Show each line of the entries below in which the word "this" appears.
==== Data excerpts ====
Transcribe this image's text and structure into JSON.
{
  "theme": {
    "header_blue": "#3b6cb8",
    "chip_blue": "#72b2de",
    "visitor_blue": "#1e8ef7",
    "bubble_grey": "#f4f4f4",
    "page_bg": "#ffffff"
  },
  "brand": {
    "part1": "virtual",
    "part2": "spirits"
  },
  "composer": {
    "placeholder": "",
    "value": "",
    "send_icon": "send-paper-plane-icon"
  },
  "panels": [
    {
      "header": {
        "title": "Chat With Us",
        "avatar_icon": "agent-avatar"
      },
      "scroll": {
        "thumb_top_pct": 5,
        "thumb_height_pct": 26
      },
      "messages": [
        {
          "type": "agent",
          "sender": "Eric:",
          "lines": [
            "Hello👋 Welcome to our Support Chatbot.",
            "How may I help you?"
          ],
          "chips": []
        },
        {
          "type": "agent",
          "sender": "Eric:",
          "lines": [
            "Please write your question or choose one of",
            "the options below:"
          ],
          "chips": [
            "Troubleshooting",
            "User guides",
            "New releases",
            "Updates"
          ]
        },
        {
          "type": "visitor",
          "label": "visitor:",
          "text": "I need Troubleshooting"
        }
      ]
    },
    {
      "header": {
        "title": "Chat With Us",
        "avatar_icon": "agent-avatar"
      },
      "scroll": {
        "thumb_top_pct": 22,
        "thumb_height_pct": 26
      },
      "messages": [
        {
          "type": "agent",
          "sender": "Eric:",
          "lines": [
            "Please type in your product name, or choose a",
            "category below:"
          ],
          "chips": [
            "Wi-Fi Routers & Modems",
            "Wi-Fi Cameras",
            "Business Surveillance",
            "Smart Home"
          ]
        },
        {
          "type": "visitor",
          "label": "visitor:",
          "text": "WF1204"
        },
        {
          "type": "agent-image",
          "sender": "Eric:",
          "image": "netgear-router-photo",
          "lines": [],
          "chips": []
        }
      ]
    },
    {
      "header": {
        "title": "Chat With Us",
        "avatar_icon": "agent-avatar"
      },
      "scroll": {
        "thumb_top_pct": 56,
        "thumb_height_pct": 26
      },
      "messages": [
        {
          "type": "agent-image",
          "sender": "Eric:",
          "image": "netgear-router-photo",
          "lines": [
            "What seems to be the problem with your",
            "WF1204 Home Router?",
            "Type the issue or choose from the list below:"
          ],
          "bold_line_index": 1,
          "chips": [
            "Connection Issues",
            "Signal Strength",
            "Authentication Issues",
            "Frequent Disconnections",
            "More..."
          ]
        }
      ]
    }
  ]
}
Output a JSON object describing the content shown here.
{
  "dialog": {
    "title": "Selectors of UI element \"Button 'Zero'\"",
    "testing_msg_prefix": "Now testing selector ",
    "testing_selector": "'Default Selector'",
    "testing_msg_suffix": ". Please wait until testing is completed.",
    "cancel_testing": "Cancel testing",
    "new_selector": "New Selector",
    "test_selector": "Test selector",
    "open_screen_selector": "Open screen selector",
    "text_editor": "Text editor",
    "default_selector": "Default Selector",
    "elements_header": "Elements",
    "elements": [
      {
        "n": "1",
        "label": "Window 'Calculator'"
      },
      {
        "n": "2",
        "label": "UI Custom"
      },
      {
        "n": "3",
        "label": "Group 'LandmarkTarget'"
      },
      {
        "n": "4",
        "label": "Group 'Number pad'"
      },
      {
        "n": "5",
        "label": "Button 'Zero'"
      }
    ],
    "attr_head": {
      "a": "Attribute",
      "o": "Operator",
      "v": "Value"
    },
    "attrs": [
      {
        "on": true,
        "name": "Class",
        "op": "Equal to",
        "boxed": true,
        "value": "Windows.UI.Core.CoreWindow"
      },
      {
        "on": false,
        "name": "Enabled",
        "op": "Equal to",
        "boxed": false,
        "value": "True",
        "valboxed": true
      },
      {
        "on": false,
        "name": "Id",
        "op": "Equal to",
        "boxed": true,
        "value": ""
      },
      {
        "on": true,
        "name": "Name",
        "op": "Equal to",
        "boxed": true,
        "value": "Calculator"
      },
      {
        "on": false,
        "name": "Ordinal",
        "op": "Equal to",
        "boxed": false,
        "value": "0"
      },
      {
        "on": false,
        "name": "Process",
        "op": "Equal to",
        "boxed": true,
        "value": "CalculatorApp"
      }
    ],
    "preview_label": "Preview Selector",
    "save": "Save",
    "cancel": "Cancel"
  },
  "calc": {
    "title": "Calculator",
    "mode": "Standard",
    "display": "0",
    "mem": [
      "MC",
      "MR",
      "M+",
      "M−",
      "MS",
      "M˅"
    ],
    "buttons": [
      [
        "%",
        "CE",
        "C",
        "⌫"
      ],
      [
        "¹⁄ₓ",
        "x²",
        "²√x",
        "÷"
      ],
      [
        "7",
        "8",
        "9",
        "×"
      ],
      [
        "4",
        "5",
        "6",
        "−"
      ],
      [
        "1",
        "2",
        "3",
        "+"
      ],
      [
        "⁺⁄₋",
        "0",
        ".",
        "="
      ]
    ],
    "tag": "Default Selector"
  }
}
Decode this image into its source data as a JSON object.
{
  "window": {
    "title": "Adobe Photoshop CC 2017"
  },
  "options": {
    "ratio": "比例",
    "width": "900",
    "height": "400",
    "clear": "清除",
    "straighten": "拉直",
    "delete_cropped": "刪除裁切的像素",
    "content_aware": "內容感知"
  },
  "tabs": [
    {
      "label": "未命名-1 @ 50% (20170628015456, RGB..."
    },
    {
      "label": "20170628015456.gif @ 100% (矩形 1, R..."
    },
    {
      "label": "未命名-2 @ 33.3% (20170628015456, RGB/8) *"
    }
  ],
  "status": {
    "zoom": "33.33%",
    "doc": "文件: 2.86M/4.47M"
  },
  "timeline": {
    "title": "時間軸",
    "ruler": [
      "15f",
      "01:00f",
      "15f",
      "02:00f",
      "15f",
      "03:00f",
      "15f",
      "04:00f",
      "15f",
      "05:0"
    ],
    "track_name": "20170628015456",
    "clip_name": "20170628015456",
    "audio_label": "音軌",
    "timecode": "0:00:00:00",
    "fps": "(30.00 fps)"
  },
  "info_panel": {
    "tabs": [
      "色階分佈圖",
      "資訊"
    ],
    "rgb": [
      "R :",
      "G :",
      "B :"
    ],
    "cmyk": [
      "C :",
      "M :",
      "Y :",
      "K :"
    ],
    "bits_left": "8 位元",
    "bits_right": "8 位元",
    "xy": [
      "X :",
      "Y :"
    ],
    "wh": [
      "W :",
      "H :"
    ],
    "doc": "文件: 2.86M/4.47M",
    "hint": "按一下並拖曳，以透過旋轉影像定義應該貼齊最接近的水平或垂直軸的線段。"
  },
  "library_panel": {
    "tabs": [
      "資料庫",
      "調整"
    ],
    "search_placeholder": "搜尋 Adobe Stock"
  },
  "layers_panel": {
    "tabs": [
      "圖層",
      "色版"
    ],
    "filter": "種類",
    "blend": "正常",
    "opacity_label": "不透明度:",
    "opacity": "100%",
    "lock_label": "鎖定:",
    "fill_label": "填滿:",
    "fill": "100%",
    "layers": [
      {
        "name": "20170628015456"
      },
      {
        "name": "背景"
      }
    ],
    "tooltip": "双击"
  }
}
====
### Written response
Transcribe this image's text and structure into JSON.
Decode this image into its source data as a JSON object.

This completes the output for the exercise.